And then it was that Wales received more EU aid money than we pay into the Brussels pot. Let's set aside how this is measured and accept it as fact. Of course Wales receives more money as part of the EU's 'regional aid' budget than anywhere else in the UK - because we are the poorest'  It's unthinkable that an 'Independent' UK would not run it's own 'regional aid' budget. And it would inevitably be based on 'need'. That's what 'regional aid' is. And Wales would inevitably benefit because it's the poorest part the the UK.

Now I don't want to make a big 'song and dance' about this. Mainly because I don't know for certain what a future UK Gov't would do. That's rather the point. Our Gov'ts in Cardiff Bay and Westminster would do what they would be elected to do. And if we didn't like it we would throw them out. But now we're getting into the policy territory around democracy that has greatest influence on my intention to vote Leave.

Wednesday, June 01, 2016

Maybe 'Remain' isn't so bad after all !!!

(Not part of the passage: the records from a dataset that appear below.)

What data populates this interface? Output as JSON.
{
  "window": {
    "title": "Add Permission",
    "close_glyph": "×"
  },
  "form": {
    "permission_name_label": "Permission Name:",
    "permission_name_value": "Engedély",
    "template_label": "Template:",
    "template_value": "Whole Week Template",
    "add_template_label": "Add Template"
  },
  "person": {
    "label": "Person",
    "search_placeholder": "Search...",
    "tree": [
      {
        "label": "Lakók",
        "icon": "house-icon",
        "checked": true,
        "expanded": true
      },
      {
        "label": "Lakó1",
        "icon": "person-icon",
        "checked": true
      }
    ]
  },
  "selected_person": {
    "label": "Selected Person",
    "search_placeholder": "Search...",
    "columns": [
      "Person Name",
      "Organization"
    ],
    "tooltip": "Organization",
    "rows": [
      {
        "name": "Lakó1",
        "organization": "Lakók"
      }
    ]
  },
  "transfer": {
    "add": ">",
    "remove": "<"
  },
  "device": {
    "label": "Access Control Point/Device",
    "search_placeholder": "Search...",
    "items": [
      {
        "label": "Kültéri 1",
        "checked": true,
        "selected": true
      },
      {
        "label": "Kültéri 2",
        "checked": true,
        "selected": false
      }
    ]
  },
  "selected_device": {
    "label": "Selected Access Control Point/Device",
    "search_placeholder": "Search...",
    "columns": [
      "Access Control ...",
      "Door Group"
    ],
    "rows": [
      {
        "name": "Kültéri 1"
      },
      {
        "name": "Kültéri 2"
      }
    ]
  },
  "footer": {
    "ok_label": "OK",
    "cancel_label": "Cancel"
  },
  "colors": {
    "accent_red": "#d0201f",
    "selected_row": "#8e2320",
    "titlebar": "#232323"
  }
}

I usually use blog posts to write about complex issues, giving me the platform to write what I think without challenge, or to write a 'position statement' to which I can refer those who write or email me to ask my opinion or lobby about some issue. This blog post just involves the lifting of comment written by a writer I respect, giving what I find an interesting take on the UK's future post June 23rd. Lord William Hague's article in yesterday's Telegraph.

I've always thought of Lord Hague as Eurosceptic. I also know he is a committed 'Remain' advocate. In yesterday's Telegraph article he addressed how both sides should react to the referendum result. Both sides must accept the decision of the British people. Of course it won't be easy. For many Leave campaigners it will be the end of a dream based on freedom and democracy. If we vote 'Remain' on June 23rd, those dreams will turn to dust. But the result will have to be accepted.

When the referendum was first announced, I took what many thought an odd approach - that it would make little difference in the long term which way we vote. Either way, there will inevitably be treaty change to unify the economies of the Eurozone countries, creating a central EU core, and a two-speed EU. The UK would be in the slow lane. And if we were to leave the EU, we would have to negotiate agreement with our current EU partners giving us access to the single market - not that much different from being in the 'slow lane. Must admit, this theory secured no purchase whatsoever. So I've given up on it.

Anyway, here are quotes from Lord Hague's Telegraph article on what 'Remain' should mean if we vote for it. 
"changes should be built on an explicitly two-tier EU, using as a starting point the agreement by EU leaders in February that Britain is not committed to 'ever closer Union' and that the rights of non-Euro countries are protected".  
"the inner core of the EU should relax about Britain, the Nordic countries and any others being happier in an outer tier, but not part of it's more centralising ideas". "There should be a huge drive for more free trade with the rest of the world, a single market in products sold digitally, and a true single market in energy  to keep prices down and avoid dependence on Russia."

I read the article twice. Makes 'Remain' look a less demoralising prospect !!